The result should be an exact copy of the entries below, free of pictures.

START Input data

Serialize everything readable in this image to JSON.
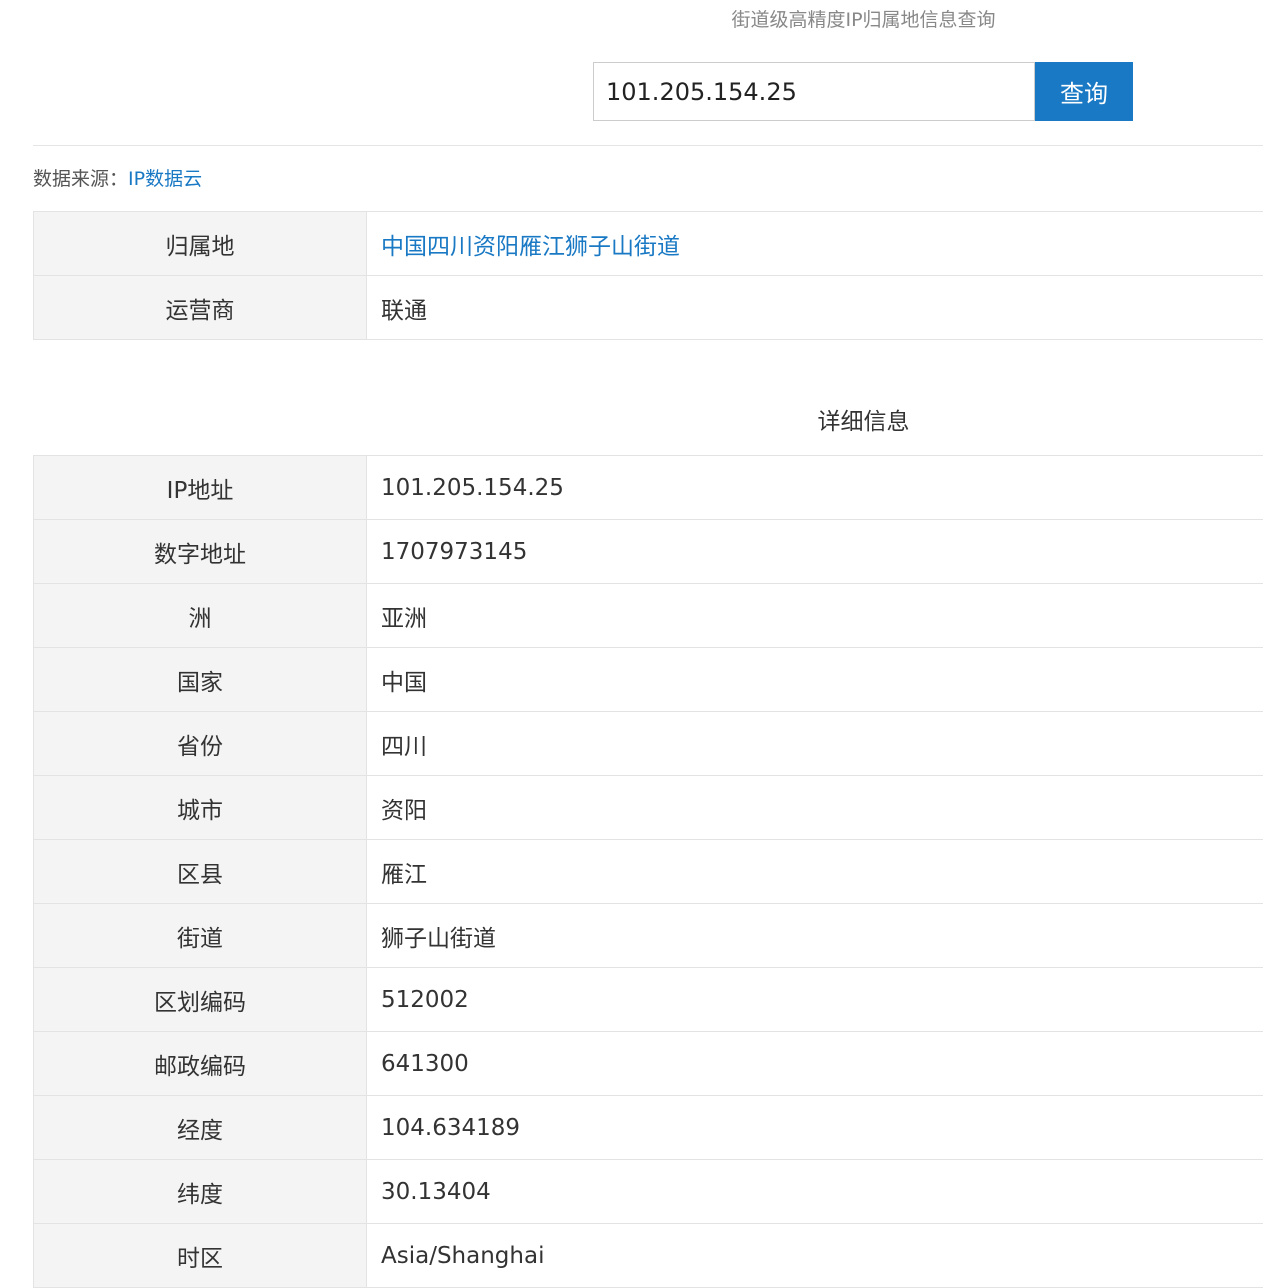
{
  "header": {
    "subtitle": "街道级高精度IP归属地信息查询"
  },
  "search": {
    "value": "101.205.154.25",
    "button_label": "查询"
  },
  "source": {
    "label": "数据来源：",
    "link": "IP数据云"
  },
  "summary": [
    {
      "label": "归属地",
      "value": "中国四川资阳雁江狮子山街道"
    },
    {
      "label": "运营商",
      "value": "联通"
    }
  ],
  "details_title": "详细信息",
  "details": [
    {
      "label": "IP地址",
      "value": "101.205.154.25"
    },
    {
      "label": "数字地址",
      "value": "1707973145"
    },
    {
      "label": "洲",
      "value": "亚洲"
    },
    {
      "label": "国家",
      "value": "中国"
    },
    {
      "label": "省份",
      "value": "四川"
    },
    {
      "label": "城市",
      "value": "资阳"
    },
    {
      "label": "区县",
      "value": "雁江"
    },
    {
      "label": "街道",
      "value": "狮子山街道"
    },
    {
      "label": "区划编码",
      "value": "512002"
    },
    {
      "label": "邮政编码",
      "value": "641300"
    },
    {
      "label": "经度",
      "value": "104.634189"
    },
    {
      "label": "纬度",
      "value": "30.13404"
    },
    {
      "label": "时区",
      "value": "Asia/Shanghai"
    }
  ],
  "colors": {
    "accent": "#1a79c4",
    "label_background": "#f4f4f4"
  }
}
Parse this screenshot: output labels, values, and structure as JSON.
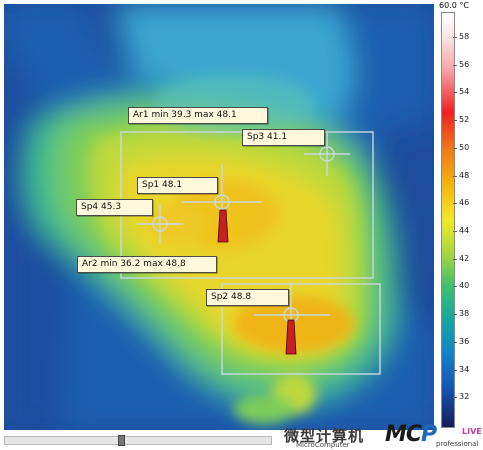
{
  "spots": {
    "sp1": "Sp1 48.1",
    "sp2": "Sp2 48.8",
    "sp3": "Sp3 41.1",
    "sp4": "Sp4 45.3"
  },
  "areas": {
    "ar1": "Ar1 min 39.3 max 48.1",
    "ar2": "Ar2 min 36.2 max 48.8"
  },
  "scale": {
    "title": "60.0 °C",
    "ticks": [
      "58",
      "56",
      "54",
      "52",
      "50",
      "48",
      "46",
      "44",
      "42",
      "40",
      "38",
      "36",
      "34",
      "32"
    ]
  },
  "watermark": {
    "cn": "微型计算机",
    "en": "MicroComputer",
    "logo_a": "MC",
    "logo_b": "P",
    "logo_c": "LIVE",
    "pro": "professional"
  },
  "colors": {
    "marker": "#c8d8e2",
    "hot": "#ee2020",
    "background": "#1f4d9a"
  }
}
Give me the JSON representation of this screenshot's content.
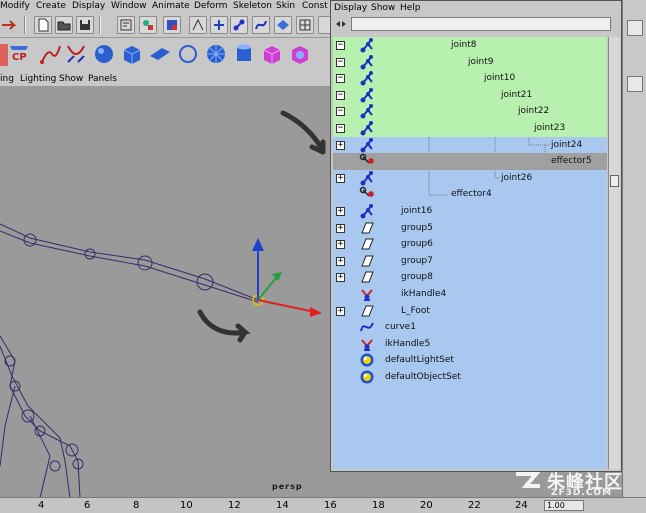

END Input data

* _Answer to the problem_:
Serialize everything readable in this image to JSON.
{
  "header": {
    "subtitle": "街道级高精度IP归属地信息查询"
  },
  "search": {
    "value": "101.205.154.25",
    "button_label": "查询"
  },
  "source": {
    "label": "数据来源：",
    "link": "IP数据云"
  },
  "summary": [
    {
      "label": "归属地",
      "value": "中国四川资阳雁江狮子山街道"
    },
    {
      "label": "运营商",
      "value": "联通"
    }
  ],
  "details_title": "详细信息",
  "details": [
    {
      "label": "IP地址",
      "value": "101.205.154.25"
    },
    {
      "label": "数字地址",
      "value": "1707973145"
    },
    {
      "label": "洲",
      "value": "亚洲"
    },
    {
      "label": "国家",
      "value": "中国"
    },
    {
      "label": "省份",
      "value": "四川"
    },
    {
      "label": "城市",
      "value": "资阳"
    },
    {
      "label": "区县",
      "value": "雁江"
    },
    {
      "label": "街道",
      "value": "狮子山街道"
    },
    {
      "label": "区划编码",
      "value": "512002"
    },
    {
      "label": "邮政编码",
      "value": "641300"
    },
    {
      "label": "经度",
      "value": "104.634189"
    },
    {
      "label": "纬度",
      "value": "30.13404"
    },
    {
      "label": "时区",
      "value": "Asia/Shanghai"
    }
  ],
  "colors": {
    "accent": "#1a79c4",
    "label_background": "#f4f4f4"
  }
}
Parse this screenshot: output labels, values, and structure as JSON.
{
  "spots": {
    "sp1": "Sp1 48.1",
    "sp2": "Sp2 48.8",
    "sp3": "Sp3 41.1",
    "sp4": "Sp4 45.3"
  },
  "areas": {
    "ar1": "Ar1 min 39.3 max 48.1",
    "ar2": "Ar2 min 36.2 max 48.8"
  },
  "scale": {
    "title": "60.0 °C",
    "ticks": [
      "58",
      "56",
      "54",
      "52",
      "50",
      "48",
      "46",
      "44",
      "42",
      "40",
      "38",
      "36",
      "34",
      "32"
    ]
  },
  "watermark": {
    "cn": "微型计算机",
    "en": "MicroComputer",
    "logo_a": "MC",
    "logo_b": "P",
    "logo_c": "LIVE",
    "pro": "professional"
  },
  "colors": {
    "marker": "#c8d8e2",
    "hot": "#ee2020",
    "background": "#1f4d9a"
  }
}
Give me the JSON representation of this screenshot's content.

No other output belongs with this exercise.